= Task item =
Go through the data below and copy each line where the word "关于我们" occurs.

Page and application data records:
============
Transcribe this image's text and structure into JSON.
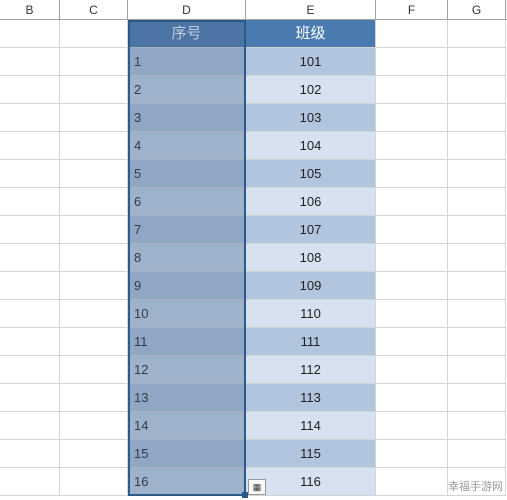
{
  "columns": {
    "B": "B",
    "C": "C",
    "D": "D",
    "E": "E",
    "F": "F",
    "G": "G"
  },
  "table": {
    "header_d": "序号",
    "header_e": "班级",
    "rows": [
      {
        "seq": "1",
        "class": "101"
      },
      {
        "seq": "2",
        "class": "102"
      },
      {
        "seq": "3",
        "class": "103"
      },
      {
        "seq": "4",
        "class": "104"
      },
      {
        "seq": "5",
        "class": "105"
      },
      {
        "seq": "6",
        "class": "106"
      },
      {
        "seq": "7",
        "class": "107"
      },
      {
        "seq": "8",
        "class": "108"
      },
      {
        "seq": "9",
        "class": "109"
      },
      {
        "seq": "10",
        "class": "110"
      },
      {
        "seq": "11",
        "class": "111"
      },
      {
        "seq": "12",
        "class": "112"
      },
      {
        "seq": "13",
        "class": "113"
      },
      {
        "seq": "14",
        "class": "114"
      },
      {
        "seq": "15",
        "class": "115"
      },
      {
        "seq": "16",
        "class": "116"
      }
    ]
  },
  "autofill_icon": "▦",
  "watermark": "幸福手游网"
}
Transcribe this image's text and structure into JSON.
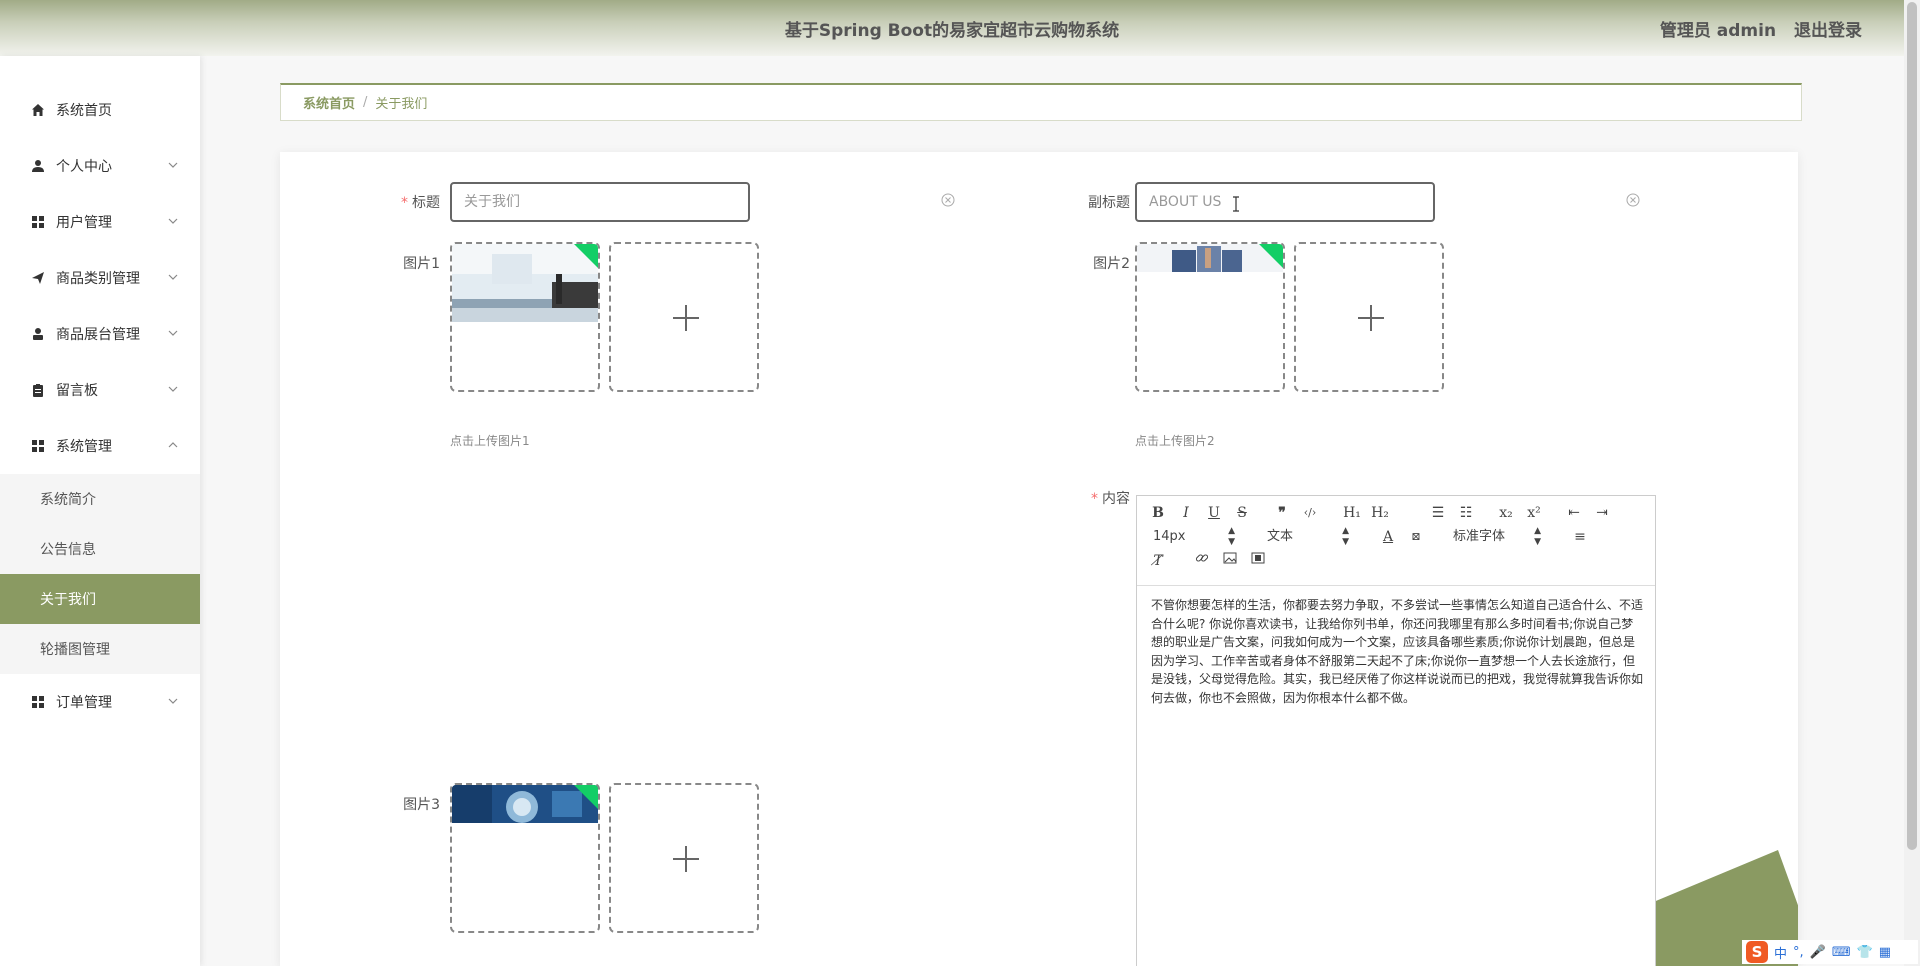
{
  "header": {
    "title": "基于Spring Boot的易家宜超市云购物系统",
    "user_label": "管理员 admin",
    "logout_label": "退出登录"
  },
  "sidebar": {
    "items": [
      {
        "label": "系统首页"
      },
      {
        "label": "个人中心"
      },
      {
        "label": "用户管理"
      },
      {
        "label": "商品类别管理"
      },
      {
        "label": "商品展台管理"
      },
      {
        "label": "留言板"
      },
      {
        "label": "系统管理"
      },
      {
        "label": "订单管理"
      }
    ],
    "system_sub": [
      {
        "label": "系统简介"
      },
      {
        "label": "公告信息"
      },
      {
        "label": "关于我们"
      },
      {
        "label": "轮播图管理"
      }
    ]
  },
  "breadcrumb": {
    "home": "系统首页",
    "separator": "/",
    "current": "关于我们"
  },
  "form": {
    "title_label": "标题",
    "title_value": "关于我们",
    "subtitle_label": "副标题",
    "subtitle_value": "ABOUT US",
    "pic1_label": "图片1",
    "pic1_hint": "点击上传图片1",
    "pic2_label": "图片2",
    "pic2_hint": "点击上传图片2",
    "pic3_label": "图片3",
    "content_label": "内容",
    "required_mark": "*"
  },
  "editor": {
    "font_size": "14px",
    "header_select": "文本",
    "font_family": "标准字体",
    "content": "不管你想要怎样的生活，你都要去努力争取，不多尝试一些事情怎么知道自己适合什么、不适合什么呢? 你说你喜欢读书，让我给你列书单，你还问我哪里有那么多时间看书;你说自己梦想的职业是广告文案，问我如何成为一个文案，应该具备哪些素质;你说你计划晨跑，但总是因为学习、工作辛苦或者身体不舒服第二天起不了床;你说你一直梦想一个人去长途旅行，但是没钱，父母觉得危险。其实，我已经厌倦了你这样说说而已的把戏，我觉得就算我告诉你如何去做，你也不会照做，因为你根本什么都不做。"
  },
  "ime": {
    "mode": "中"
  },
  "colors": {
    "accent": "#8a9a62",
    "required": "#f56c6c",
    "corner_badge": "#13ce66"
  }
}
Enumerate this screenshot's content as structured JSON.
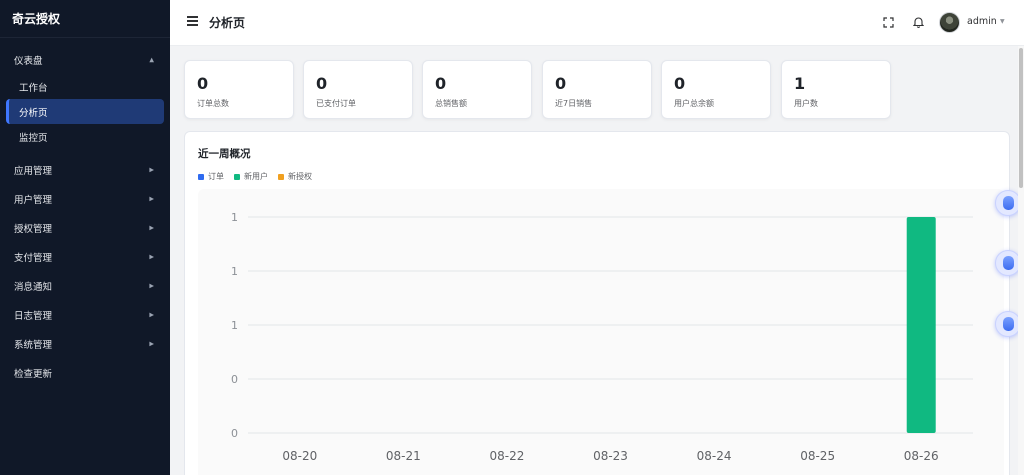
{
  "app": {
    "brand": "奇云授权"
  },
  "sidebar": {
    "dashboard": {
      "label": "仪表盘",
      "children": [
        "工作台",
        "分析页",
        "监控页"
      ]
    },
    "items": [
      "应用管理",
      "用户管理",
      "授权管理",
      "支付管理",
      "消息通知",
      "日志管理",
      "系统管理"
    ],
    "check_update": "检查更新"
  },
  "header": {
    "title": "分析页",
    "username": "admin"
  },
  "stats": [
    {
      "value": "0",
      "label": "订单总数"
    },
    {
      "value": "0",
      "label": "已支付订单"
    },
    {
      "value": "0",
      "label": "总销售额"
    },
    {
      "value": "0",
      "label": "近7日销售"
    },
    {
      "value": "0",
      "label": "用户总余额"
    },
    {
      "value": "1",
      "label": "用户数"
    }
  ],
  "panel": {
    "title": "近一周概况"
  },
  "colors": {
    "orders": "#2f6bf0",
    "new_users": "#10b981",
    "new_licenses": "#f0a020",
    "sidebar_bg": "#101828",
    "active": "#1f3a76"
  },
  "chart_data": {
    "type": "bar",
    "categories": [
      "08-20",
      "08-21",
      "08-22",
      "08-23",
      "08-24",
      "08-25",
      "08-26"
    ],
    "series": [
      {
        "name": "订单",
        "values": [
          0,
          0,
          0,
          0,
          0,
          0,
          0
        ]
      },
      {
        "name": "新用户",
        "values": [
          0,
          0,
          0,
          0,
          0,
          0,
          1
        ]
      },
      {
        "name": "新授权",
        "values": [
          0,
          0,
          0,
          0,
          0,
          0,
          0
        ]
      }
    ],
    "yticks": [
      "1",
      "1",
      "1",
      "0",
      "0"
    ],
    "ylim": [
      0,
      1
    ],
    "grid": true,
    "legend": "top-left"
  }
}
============
= Written answer =
        "label": "关于我们"
    "current": "关于我们"
    "title_value": "关于我们",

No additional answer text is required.